The next headphone up in Giki Gill’s Mass Review (see Part 1 here) is the Onkyo ES-FC300.
When I first heard the FC300 I wasn’t particularly impressed. I thought it sounded nice, but a little bit “commercial”. When I saw that Tyll over at InnerFidelity really liked it I figured I should give it another chance and I’m glad I did!
The FC300 is an impressive,subtle and sleek looking headphone, especially for its sub $200 price. (I’m not sure it’s recommended retail price, but it’s easily obtained for under $200 based on some quick searching I did for this review). Anodised aluminium cups and sturdy plastic headband and frame make for a light, but quality-feeling headphone. The specs are as follows:
- 40mm titanium drivers
- Detachable dual-entry cable (1.2m)
- Frequency response: 10 Hz – 27,000 Hz
- SPL: 97 dB / mW
- Impedance: 32 ohm
The FC300 doesn’t feel at all like a sub $200 headphone. Even though it’s design is very simple, it doesn’t look or feel cheap. The cups are well padded (as is the headband) with nice soft faux leather and were comfortable for a relatively long session as I wrote this review. Eventually, I became aware of some pressure on the top of my head and a little where the pads sat on my ears, but it was minor and something I expect I would adapt to. Not only that, but I see these as a commuting and short stint can, not an all day listener so their comfort is absolutely fine for that.
The FC300 isn’t foldable, but the cups rotate flat so the headphones could easily be slipped into a satchel style bag or backpack.
The final design item of note is the detachable dual-entry cable which makes cable replacement upgrades possible. The dual-entry design also means you could set these up to run balanced (dedicated positive and negative / earth for left and right, instead of shared earths). Of course, you might question the point of running a <$200 headphone in a balanced setup, but if it’s cheap and easy, why not?
The stock cable is really nice. It’s relatively thin, but feels like good quality and is terminated with a nice looking right-angled jack which is perfect for portable devices.

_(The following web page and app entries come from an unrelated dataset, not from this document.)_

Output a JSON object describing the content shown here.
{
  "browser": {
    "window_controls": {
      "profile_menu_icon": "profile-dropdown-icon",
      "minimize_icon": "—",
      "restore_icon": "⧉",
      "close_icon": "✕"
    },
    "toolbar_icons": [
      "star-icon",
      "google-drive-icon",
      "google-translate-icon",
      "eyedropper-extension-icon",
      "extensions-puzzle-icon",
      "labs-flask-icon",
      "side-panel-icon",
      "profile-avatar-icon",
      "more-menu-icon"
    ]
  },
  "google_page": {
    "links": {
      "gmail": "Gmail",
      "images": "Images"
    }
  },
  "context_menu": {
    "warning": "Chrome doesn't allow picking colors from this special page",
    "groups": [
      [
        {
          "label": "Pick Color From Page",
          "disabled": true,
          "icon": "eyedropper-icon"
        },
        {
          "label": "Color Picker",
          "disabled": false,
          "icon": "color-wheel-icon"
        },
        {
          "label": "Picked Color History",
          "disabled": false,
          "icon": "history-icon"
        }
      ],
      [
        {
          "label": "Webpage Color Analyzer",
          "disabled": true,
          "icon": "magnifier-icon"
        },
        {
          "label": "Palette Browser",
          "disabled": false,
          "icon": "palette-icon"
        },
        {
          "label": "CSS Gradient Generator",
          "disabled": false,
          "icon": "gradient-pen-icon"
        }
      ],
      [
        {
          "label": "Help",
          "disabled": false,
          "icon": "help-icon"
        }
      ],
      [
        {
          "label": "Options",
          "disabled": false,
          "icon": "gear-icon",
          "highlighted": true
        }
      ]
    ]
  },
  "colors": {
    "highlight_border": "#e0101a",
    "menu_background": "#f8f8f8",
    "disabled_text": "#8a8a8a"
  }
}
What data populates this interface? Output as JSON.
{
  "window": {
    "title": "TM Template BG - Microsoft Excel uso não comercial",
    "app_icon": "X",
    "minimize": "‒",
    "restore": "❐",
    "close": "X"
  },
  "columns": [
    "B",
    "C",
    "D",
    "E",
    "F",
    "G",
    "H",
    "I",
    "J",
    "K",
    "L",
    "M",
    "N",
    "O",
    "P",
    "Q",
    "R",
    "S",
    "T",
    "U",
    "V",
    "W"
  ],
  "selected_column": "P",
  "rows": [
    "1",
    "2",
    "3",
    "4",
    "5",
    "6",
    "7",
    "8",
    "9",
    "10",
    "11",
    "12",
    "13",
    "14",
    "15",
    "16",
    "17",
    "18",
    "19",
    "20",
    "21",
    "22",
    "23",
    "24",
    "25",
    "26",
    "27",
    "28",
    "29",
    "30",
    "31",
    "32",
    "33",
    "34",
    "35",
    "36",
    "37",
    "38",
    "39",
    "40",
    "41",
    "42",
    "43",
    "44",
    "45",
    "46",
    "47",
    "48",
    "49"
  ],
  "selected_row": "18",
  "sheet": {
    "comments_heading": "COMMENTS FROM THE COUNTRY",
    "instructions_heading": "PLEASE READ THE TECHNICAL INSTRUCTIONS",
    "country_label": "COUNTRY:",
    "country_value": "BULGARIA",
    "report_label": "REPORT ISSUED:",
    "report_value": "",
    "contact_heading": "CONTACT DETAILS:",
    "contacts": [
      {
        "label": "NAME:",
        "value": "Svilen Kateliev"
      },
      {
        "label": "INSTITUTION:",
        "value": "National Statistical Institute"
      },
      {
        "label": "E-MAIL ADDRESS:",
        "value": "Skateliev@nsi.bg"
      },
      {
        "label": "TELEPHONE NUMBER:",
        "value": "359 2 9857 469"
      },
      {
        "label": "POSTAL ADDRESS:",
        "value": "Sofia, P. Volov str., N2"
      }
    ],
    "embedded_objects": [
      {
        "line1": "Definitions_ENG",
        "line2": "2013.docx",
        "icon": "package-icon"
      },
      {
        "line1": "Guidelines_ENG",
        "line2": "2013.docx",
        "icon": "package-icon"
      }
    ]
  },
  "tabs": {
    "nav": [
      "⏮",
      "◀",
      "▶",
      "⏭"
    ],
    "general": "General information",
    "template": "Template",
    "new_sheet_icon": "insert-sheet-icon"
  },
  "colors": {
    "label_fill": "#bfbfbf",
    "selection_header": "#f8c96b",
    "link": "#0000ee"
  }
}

The most impressive and immediately obvious feature of the ES-FC300’s sound is its bass. You just don’t expect this quality and quantity of bass from an affordable on-ear. The bass is tight and controlled, but deep and punchy at the same time. It’s some of the nicest bass I’ve heard from a portable type headphone. Whether running from a full-sized headphone amp or from a portable player (RWAK100), the bass remains impressive. At 32 ohm and 97 dB sensitivity, the FC300s are easy enough to drive that you’ll enjoy great quality from any source including phones, iPods, etc.
Despite that mini-rave about their bass, the ES-FC300s aren’t a bass monster. Unlike the previously reviewed JVC HA-SZ2000s, the Onkyos are less about bass and more about overall musicality. The mids and treble are really nicely balanced with the bass and the overall sound is enjoyable and musical.
I wouldn’t describe these as neutral headphones, but they’re also not overly emphasised in any one area. I would describe them as dynamic with a slightly boosted bass, but not heavy colouration.
At first listen, I thought the FC300s had slightly tinny upper mids and this may be true, but I adapted to the different signature very quickly and didn’t mind it at all. I think it’s a case of it being different to my daily listen (Beyer T1s / Unique Melody Miracles) rather than them being good or bad. Now that I’m used to their sound I don’t feel like they have any significant flaws in the upper mids other than them being a little drier in that region than my other cans, but they’re not bad, just different.
My final comments on the listening experience with the FC300s has to go to their staging and imaging. Closed cans are rarely an exciting experience when it comes to staging and often sound very closed in. While the FC300s aren’t going to beat many open cans, they are extremely impressive for a closed can at their price point.
The stage is well defined and of a good size extending just beyond the ears to each side. It has fairly good depth (very good for a closed can) and a nice sense of vertical layers. I really like how it presents the image of the sound because everything is very nicely defined and not at all crowded despite the closed design.
Overall I’d say these are an exceptional sounding headphone and I’m so glad I gave them a second chance – thanks Tyll and Inner Fidelity!
- Well-balanced version of dynamic sound
- Stylish and quality-looking design
Would I Buy These?
Absolutely! I’m seriously considering grabbing a pair to share with my fiancée because I think they’re excellent value, look great, sounds great and are a nice option for fold-flat portability.
Alternatives for the Price (or Less)
At this price and with this performance it’s a hard headphone to beat, but you could try:
- Audio Technica ATH-M50
- SoundMAGIC HP100 (a tad more expensive)
- Shure SRH-840